--- Given records ---
※ ※ ※
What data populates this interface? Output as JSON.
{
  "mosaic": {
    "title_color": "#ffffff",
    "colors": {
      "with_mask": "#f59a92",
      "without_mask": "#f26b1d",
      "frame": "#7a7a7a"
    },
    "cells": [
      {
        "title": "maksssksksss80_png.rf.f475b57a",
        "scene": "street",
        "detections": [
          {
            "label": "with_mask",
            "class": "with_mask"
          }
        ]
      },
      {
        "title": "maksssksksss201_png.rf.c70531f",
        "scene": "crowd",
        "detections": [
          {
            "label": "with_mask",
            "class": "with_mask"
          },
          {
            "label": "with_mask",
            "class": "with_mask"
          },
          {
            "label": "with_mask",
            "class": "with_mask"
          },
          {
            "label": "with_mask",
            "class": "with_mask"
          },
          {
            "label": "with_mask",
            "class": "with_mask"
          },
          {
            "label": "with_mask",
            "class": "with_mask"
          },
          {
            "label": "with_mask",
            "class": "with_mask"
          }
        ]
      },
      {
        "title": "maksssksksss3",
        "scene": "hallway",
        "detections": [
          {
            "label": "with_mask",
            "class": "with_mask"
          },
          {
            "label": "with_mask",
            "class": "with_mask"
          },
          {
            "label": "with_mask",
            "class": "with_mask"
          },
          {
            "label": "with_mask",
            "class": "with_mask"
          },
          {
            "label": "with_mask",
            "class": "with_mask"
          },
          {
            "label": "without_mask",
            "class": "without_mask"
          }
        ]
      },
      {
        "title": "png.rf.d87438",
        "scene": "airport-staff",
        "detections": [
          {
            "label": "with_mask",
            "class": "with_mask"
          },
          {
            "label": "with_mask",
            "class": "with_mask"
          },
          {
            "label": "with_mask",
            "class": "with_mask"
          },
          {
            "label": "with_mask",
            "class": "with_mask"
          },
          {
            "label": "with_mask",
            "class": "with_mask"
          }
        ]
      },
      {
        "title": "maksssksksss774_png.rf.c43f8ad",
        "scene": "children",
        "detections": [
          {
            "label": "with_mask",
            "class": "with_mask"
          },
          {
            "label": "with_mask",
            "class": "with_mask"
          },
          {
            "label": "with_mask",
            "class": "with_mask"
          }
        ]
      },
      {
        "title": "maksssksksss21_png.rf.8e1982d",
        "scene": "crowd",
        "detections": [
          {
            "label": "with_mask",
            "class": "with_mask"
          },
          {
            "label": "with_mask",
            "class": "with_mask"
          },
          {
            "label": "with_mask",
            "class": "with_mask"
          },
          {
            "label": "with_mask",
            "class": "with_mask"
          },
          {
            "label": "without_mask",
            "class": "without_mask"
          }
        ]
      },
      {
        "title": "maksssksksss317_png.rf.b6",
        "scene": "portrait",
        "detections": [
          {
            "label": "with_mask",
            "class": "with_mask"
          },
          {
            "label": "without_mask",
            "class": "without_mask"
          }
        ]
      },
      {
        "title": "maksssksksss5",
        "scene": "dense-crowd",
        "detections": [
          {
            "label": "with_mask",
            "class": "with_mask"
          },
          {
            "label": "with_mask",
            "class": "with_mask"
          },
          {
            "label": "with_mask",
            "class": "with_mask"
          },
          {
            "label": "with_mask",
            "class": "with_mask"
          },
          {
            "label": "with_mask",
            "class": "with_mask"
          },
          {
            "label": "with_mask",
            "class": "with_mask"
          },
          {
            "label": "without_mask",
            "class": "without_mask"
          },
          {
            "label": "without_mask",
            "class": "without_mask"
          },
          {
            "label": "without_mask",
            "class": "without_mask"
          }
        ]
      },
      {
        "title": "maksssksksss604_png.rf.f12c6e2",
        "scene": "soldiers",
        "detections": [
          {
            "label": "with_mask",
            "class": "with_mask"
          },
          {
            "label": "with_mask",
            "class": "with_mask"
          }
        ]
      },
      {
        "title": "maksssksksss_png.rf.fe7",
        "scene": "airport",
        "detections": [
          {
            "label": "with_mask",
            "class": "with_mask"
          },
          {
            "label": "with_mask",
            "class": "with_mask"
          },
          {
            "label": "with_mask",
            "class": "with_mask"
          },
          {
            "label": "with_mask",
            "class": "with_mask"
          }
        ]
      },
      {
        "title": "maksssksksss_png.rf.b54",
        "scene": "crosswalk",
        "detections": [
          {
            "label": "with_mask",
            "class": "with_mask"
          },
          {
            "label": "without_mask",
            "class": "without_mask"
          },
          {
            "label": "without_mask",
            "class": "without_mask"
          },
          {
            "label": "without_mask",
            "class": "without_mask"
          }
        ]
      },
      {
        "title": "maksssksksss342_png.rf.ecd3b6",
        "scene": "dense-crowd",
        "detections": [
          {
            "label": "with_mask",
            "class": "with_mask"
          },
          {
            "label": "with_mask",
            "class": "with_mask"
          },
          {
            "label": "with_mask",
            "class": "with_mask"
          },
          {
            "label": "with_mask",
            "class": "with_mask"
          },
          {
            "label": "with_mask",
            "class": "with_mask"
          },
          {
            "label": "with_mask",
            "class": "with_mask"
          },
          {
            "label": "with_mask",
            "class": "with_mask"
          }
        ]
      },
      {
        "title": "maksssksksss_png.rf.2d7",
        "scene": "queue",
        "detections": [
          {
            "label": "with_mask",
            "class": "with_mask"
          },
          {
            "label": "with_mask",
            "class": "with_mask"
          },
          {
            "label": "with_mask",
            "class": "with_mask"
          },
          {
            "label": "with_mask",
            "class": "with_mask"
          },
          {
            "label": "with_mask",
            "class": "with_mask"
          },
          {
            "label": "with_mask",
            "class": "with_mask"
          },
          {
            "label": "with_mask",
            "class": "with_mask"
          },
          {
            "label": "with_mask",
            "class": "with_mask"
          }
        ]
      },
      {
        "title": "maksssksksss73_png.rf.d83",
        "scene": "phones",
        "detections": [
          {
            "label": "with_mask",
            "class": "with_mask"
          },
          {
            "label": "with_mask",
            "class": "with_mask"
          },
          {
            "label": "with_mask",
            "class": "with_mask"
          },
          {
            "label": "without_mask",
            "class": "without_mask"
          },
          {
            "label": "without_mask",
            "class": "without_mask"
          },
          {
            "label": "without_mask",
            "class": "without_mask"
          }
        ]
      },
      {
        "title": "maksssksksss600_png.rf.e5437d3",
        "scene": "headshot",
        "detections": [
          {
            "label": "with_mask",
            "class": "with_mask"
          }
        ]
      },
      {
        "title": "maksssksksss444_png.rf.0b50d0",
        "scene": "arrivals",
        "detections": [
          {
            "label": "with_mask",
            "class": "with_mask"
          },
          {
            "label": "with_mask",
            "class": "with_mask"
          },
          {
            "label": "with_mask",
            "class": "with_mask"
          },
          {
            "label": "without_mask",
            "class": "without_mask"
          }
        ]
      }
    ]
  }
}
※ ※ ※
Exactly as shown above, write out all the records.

What data populates this interface? Output as JSON.
{
  "mosaic": {
    "title_color": "#ffffff",
    "colors": {
      "with_mask": "#f59a92",
      "without_mask": "#f26b1d",
      "frame": "#7a7a7a"
    },
    "cells": [
      {
        "title": "maksssksksss80_png.rf.f475b57a",
        "scene": "street",
        "detections": [
          {
            "label": "with_mask",
            "class": "with_mask"
          }
        ]
      },
      {
        "title": "maksssksksss201_png.rf.c70531f",
        "scene": "crowd",
        "detections": [
          {
            "label": "with_mask",
            "class": "with_mask"
          },
          {
            "label": "with_mask",
            "class": "with_mask"
          },
          {
            "label": "with_mask",
            "class": "with_mask"
          },
          {
            "label": "with_mask",
            "class": "with_mask"
          },
          {
            "label": "with_mask",
            "class": "with_mask"
          },
          {
            "label": "with_mask",
            "class": "with_mask"
          },
          {
            "label": "with_mask",
            "class": "with_mask"
          }
        ]
      },
      {
        "title": "maksssksksss3",
        "scene": "hallway",
        "detections": [
          {
            "label": "with_mask",
            "class": "with_mask"
          },
          {
            "label": "with_mask",
            "class": "with_mask"
          },
          {
            "label": "with_mask",
            "class": "with_mask"
          },
          {
            "label": "with_mask",
            "class": "with_mask"
          },
          {
            "label": "with_mask",
            "class": "with_mask"
          },
          {
            "label": "without_mask",
            "class": "without_mask"
          }
        ]
      },
      {
        "title": "png.rf.d87438",
        "scene": "airport-staff",
        "detections": [
          {
            "label": "with_mask",
            "class": "with_mask"
          },
          {
            "label": "with_mask",
            "class": "with_mask"
          },
          {
            "label": "with_mask",
            "class": "with_mask"
          },
          {
            "label": "with_mask",
            "class": "with_mask"
          },
          {
            "label": "with_mask",
            "class": "with_mask"
          }
        ]
      },
      {
        "title": "maksssksksss774_png.rf.c43f8ad",
        "scene": "children",
        "detections": [
          {
            "label": "with_mask",
            "class": "with_mask"
          },
          {
            "label": "with_mask",
            "class": "with_mask"
          },
          {
            "label": "with_mask",
            "class": "with_mask"
          }
        ]
      },
      {
        "title": "maksssksksss21_png.rf.8e1982d",
        "scene": "crowd",
        "detections": [
          {
            "label": "with_mask",
            "class": "with_mask"
          },
          {
            "label": "with_mask",
            "class": "with_mask"
          },
          {
            "label": "with_mask",
            "class": "with_mask"
          },
          {
            "label": "with_mask",
            "class": "with_mask"
          },
          {
            "label": "without_mask",
            "class": "without_mask"
          }
        ]
      },
      {
        "title": "maksssksksss317_png.rf.b6",
        "scene": "portrait",
        "detections": [
          {
            "label": "with_mask",
            "class": "with_mask"
          },
          {
            "label": "without_mask",
            "class": "without_mask"
          }
        ]
      },
      {
        "title": "maksssksksss5",
        "scene": "dense-crowd",
        "detections": [
          {
            "label": "with_mask",
            "class": "with_mask"
          },
          {
            "label": "with_mask",
            "class": "with_mask"
          },
          {
            "label": "with_mask",
            "class": "with_mask"
          },
          {
            "label": "with_mask",
            "class": "with_mask"
          },
          {
            "label": "with_mask",
            "class": "with_mask"
          },
          {
            "label": "with_mask",
            "class": "with_mask"
          },
          {
            "label": "without_mask",
            "class": "without_mask"
          },
          {
            "label": "without_mask",
            "class": "without_mask"
          },
          {
            "label": "without_mask",
            "class": "without_mask"
          }
        ]
      },
      {
        "title": "maksssksksss604_png.rf.f12c6e2",
        "scene": "soldiers",
        "detections": [
          {
            "label": "with_mask",
            "class": "with_mask"
          },
          {
            "label": "with_mask",
            "class": "with_mask"
          }
        ]
      },
      {
        "title": "maksssksksss_png.rf.fe7",
        "scene": "airport",
        "detections": [
          {
            "label": "with_mask",
            "class": "with_mask"
          },
          {
            "label": "with_mask",
            "class": "with_mask"
          },
          {
            "label": "with_mask",
            "class": "with_mask"
          },
          {
            "label": "with_mask",
            "class": "with_mask"
          }
        ]
      },
      {
        "title": "maksssksksss_png.rf.b54",
        "scene": "crosswalk",
        "detections": [
          {
            "label": "with_mask",
            "class": "with_mask"
          },
          {
            "label": "without_mask",
            "class": "without_mask"
          },
          {
            "label": "without_mask",
            "class": "without_mask"
          },
          {
            "label": "without_mask",
            "class": "without_mask"
          }
        ]
      },
      {
        "title": "maksssksksss342_png.rf.ecd3b6",
        "scene": "dense-crowd",
        "detections": [
          {
            "label": "with_mask",
            "class": "with_mask"
          },
          {
            "label": "with_mask",
            "class": "with_mask"
          },
          {
            "label": "with_mask",
            "class": "with_mask"
          },
          {
            "label": "with_mask",
            "class": "with_mask"
          },
          {
            "label": "with_mask",
            "class": "with_mask"
          },
          {
            "label": "with_mask",
            "class": "with_mask"
          },
          {
            "label": "with_mask",
            "class": "with_mask"
          }
        ]
      },
      {
        "title": "maksssksksss_png.rf.2d7",
        "scene": "queue",
        "detections": [
          {
            "label": "with_mask",
            "class": "with_mask"
          },
          {
            "label": "with_mask",
            "class": "with_mask"
          },
          {
            "label": "with_mask",
            "class": "with_mask"
          },
          {
            "label": "with_mask",
            "class": "with_mask"
          },
          {
            "label": "with_mask",
            "class": "with_mask"
          },
          {
            "label": "with_mask",
            "class": "with_mask"
          },
          {
            "label": "with_mask",
            "class": "with_mask"
          },
          {
            "label": "with_mask",
            "class": "with_mask"
          }
        ]
      },
      {
        "title": "maksssksksss73_png.rf.d83",
        "scene": "phones",
        "detections": [
          {
            "label": "with_mask",
            "class": "with_mask"
          },
          {
            "label": "with_mask",
            "class": "with_mask"
          },
          {
            "label": "with_mask",
            "class": "with_mask"
          },
          {
            "label": "without_mask",
            "class": "without_mask"
          },
          {
            "label": "without_mask",
            "class": "without_mask"
          },
          {
            "label": "without_mask",
            "class": "without_mask"
          }
        ]
      },
      {
        "title": "maksssksksss600_png.rf.e5437d3",
        "scene": "headshot",
        "detections": [
          {
            "label": "with_mask",
            "class": "with_mask"
          }
        ]
      },
      {
        "title": "maksssksksss444_png.rf.0b50d0",
        "scene": "arrivals",
        "detections": [
          {
            "label": "with_mask",
            "class": "with_mask"
          },
          {
            "label": "with_mask",
            "class": "with_mask"
          },
          {
            "label": "with_mask",
            "class": "with_mask"
          },
          {
            "label": "without_mask",
            "class": "without_mask"
          }
        ]
      }
    ]
  }
}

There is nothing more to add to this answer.